----- Entries shown
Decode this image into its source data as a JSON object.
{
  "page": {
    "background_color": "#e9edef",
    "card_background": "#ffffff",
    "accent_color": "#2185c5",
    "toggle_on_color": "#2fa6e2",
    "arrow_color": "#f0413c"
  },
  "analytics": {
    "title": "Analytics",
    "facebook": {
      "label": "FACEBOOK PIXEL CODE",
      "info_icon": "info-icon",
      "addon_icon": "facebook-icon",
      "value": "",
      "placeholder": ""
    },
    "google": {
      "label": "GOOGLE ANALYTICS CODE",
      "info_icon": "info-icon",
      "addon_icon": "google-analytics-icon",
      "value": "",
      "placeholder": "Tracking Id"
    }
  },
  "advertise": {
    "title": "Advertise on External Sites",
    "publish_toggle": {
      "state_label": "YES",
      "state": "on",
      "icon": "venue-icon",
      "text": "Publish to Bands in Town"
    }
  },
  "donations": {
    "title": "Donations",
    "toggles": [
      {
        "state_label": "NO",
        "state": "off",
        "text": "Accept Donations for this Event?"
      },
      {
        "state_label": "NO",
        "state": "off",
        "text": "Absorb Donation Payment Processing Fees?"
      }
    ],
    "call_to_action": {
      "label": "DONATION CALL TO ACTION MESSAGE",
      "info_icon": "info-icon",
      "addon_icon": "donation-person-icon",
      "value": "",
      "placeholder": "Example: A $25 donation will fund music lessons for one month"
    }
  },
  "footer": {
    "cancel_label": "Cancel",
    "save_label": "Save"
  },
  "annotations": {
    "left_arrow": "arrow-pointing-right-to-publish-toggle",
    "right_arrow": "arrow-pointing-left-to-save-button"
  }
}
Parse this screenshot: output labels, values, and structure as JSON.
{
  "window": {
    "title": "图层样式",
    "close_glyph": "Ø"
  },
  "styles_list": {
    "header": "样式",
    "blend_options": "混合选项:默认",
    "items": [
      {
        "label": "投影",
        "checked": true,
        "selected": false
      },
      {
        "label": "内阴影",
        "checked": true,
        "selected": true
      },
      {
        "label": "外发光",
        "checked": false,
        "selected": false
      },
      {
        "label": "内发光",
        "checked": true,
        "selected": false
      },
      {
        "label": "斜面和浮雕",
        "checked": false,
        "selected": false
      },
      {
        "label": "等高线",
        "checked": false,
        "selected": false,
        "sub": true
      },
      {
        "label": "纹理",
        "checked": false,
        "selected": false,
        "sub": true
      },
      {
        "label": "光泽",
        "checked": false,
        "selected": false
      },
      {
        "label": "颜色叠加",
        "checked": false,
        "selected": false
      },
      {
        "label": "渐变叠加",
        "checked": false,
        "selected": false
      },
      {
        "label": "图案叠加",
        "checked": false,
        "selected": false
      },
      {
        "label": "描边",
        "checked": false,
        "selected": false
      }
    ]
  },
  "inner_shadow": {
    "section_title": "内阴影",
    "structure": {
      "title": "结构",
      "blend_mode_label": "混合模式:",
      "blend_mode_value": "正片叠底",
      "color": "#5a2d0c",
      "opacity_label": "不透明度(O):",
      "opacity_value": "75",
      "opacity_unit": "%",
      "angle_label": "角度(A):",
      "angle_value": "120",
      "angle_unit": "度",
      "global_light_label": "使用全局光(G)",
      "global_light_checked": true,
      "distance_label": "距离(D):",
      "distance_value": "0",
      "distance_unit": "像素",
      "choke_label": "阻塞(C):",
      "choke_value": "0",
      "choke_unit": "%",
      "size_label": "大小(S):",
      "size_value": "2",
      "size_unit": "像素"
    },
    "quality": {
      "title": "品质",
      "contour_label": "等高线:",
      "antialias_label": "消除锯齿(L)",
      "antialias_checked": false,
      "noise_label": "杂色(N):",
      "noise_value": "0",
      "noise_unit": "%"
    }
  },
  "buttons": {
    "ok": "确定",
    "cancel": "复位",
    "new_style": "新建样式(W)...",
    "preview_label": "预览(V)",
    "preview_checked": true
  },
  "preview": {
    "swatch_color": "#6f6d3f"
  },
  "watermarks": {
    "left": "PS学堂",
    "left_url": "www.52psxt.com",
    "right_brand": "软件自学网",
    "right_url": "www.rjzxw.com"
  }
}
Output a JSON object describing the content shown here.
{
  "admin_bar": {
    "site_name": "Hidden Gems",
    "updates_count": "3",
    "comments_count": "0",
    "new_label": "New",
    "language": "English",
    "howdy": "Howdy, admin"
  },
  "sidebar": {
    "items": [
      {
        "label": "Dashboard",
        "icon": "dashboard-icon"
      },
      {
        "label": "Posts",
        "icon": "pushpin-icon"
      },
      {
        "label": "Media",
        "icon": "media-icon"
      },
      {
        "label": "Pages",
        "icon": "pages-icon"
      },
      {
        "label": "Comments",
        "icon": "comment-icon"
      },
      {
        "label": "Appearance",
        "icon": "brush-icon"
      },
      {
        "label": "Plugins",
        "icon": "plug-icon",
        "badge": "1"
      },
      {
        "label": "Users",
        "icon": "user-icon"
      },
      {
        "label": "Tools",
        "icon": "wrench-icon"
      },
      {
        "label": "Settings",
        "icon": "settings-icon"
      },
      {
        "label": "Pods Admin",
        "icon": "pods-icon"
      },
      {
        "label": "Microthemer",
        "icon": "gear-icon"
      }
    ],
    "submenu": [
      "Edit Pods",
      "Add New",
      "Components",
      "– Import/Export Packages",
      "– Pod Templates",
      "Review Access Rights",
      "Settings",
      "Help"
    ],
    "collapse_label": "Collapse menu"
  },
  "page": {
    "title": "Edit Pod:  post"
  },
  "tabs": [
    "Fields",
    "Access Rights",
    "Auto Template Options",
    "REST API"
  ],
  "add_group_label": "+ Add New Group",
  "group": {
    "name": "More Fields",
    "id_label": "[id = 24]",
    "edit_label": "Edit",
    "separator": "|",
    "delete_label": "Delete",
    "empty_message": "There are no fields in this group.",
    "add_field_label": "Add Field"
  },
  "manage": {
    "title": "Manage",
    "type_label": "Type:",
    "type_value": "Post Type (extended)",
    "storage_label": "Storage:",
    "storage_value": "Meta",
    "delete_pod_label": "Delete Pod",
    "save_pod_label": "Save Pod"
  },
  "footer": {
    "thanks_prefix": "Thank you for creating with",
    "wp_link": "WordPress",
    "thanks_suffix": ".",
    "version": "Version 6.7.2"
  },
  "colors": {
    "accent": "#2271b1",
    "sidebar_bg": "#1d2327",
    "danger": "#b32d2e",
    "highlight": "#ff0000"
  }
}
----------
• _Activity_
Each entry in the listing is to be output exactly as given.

• _Answer space_
Decode this image into its source data as a JSON object.
{
  "page": {
    "background_color": "#e9edef",
    "card_background": "#ffffff",
    "accent_color": "#2185c5",
    "toggle_on_color": "#2fa6e2",
    "arrow_color": "#f0413c"
  },
  "analytics": {
    "title": "Analytics",
    "facebook": {
      "label": "FACEBOOK PIXEL CODE",
      "info_icon": "info-icon",
      "addon_icon": "facebook-icon",
      "value": "",
      "placeholder": ""
    },
    "google": {
      "label": "GOOGLE ANALYTICS CODE",
      "info_icon": "info-icon",
      "addon_icon": "google-analytics-icon",
      "value": "",
      "placeholder": "Tracking Id"
    }
  },
  "advertise": {
    "title": "Advertise on External Sites",
    "publish_toggle": {
      "state_label": "YES",
      "state": "on",
      "icon": "venue-icon",
      "text": "Publish to Bands in Town"
    }
  },
  "donations": {
    "title": "Donations",
    "toggles": [
      {
        "state_label": "NO",
        "state": "off",
        "text": "Accept Donations for this Event?"
      },
      {
        "state_label": "NO",
        "state": "off",
        "text": "Absorb Donation Payment Processing Fees?"
      }
    ],
    "call_to_action": {
      "label": "DONATION CALL TO ACTION MESSAGE",
      "info_icon": "info-icon",
      "addon_icon": "donation-person-icon",
      "value": "",
      "placeholder": "Example: A $25 donation will fund music lessons for one month"
    }
  },
  "footer": {
    "cancel_label": "Cancel",
    "save_label": "Save"
  },
  "annotations": {
    "left_arrow": "arrow-pointing-right-to-publish-toggle",
    "right_arrow": "arrow-pointing-left-to-save-button"
  }
}
Parse this screenshot: output labels, values, and structure as JSON.
{
  "window": {
    "title": "图层样式",
    "close_glyph": "Ø"
  },
  "styles_list": {
    "header": "样式",
    "blend_options": "混合选项:默认",
    "items": [
      {
        "label": "投影",
        "checked": true,
        "selected": false
      },
      {
        "label": "内阴影",
        "checked": true,
        "selected": true
      },
      {
        "label": "外发光",
        "checked": false,
        "selected": false
      },
      {
        "label": "内发光",
        "checked": true,
        "selected": false
      },
      {
        "label": "斜面和浮雕",
        "checked": false,
        "selected": false
      },
      {
        "label": "等高线",
        "checked": false,
        "selected": false,
        "sub": true
      },
      {
        "label": "纹理",
        "checked": false,
        "selected": false,
        "sub": true
      },
      {
        "label": "光泽",
        "checked": false,
        "selected": false
      },
      {
        "label": "颜色叠加",
        "checked": false,
        "selected": false
      },
      {
        "label": "渐变叠加",
        "checked": false,
        "selected": false
      },
      {
        "label": "图案叠加",
        "checked": false,
        "selected": false
      },
      {
        "label": "描边",
        "checked": false,
        "selected": false
      }
    ]
  },
  "inner_shadow": {
    "section_title": "内阴影",
    "structure": {
      "title": "结构",
      "blend_mode_label": "混合模式:",
      "blend_mode_value": "正片叠底",
      "color": "#5a2d0c",
      "opacity_label": "不透明度(O):",
      "opacity_value": "75",
      "opacity_unit": "%",
      "angle_label": "角度(A):",
      "angle_value": "120",
      "angle_unit": "度",
      "global_light_label": "使用全局光(G)",
      "global_light_checked": true,
      "distance_label": "距离(D):",
      "distance_value": "0",
      "distance_unit": "像素",
      "choke_label": "阻塞(C):",
      "choke_value": "0",
      "choke_unit": "%",
      "size_label": "大小(S):",
      "size_value": "2",
      "size_unit": "像素"
    },
    "quality": {
      "title": "品质",
      "contour_label": "等高线:",
      "antialias_label": "消除锯齿(L)",
      "antialias_checked": false,
      "noise_label": "杂色(N):",
      "noise_value": "0",
      "noise_unit": "%"
    }
  },
  "buttons": {
    "ok": "确定",
    "cancel": "复位",
    "new_style": "新建样式(W)...",
    "preview_label": "预览(V)",
    "preview_checked": true
  },
  "preview": {
    "swatch_color": "#6f6d3f"
  },
  "watermarks": {
    "left": "PS学堂",
    "left_url": "www.52psxt.com",
    "right_brand": "软件自学网",
    "right_url": "www.rjzxw.com"
  }
}
Output a JSON object describing the content shown here.
{
  "admin_bar": {
    "site_name": "Hidden Gems",
    "updates_count": "3",
    "comments_count": "0",
    "new_label": "New",
    "language": "English",
    "howdy": "Howdy, admin"
  },
  "sidebar": {
    "items": [
      {
        "label": "Dashboard",
        "icon": "dashboard-icon"
      },
      {
        "label": "Posts",
        "icon": "pushpin-icon"
      },
      {
        "label": "Media",
        "icon": "media-icon"
      },
      {
        "label": "Pages",
        "icon": "pages-icon"
      },
      {
        "label": "Comments",
        "icon": "comment-icon"
      },
      {
        "label": "Appearance",
        "icon": "brush-icon"
      },
      {
        "label": "Plugins",
        "icon": "plug-icon",
        "badge": "1"
      },
      {
        "label": "Users",
        "icon": "user-icon"
      },
      {
        "label": "Tools",
        "icon": "wrench-icon"
      },
      {
        "label": "Settings",
        "icon": "settings-icon"
      },
      {
        "label": "Pods Admin",
        "icon": "pods-icon"
      },
      {
        "label": "Microthemer",
        "icon": "gear-icon"
      }
    ],
    "submenu": [
      "Edit Pods",
      "Add New",
      "Components",
      "– Import/Export Packages",
      "– Pod Templates",
      "Review Access Rights",
      "Settings",
      "Help"
    ],
    "collapse_label": "Collapse menu"
  },
  "page": {
    "title": "Edit Pod:  post"
  },
  "tabs": [
    "Fields",
    "Access Rights",
    "Auto Template Options",
    "REST API"
  ],
  "add_group_label": "+ Add New Group",
  "group": {
    "name": "More Fields",
    "id_label": "[id = 24]",
    "edit_label": "Edit",
    "separator": "|",
    "delete_label": "Delete",
    "empty_message": "There are no fields in this group.",
    "add_field_label": "Add Field"
  },
  "manage": {
    "title": "Manage",
    "type_label": "Type:",
    "type_value": "Post Type (extended)",
    "storage_label": "Storage:",
    "storage_value": "Meta",
    "delete_pod_label": "Delete Pod",
    "save_pod_label": "Save Pod"
  },
  "footer": {
    "thanks_prefix": "Thank you for creating with",
    "wp_link": "WordPress",
    "thanks_suffix": ".",
    "version": "Version 6.7.2"
  },
  "colors": {
    "accent": "#2271b1",
    "sidebar_bg": "#1d2327",
    "danger": "#b32d2e",
    "highlight": "#ff0000"
  }
}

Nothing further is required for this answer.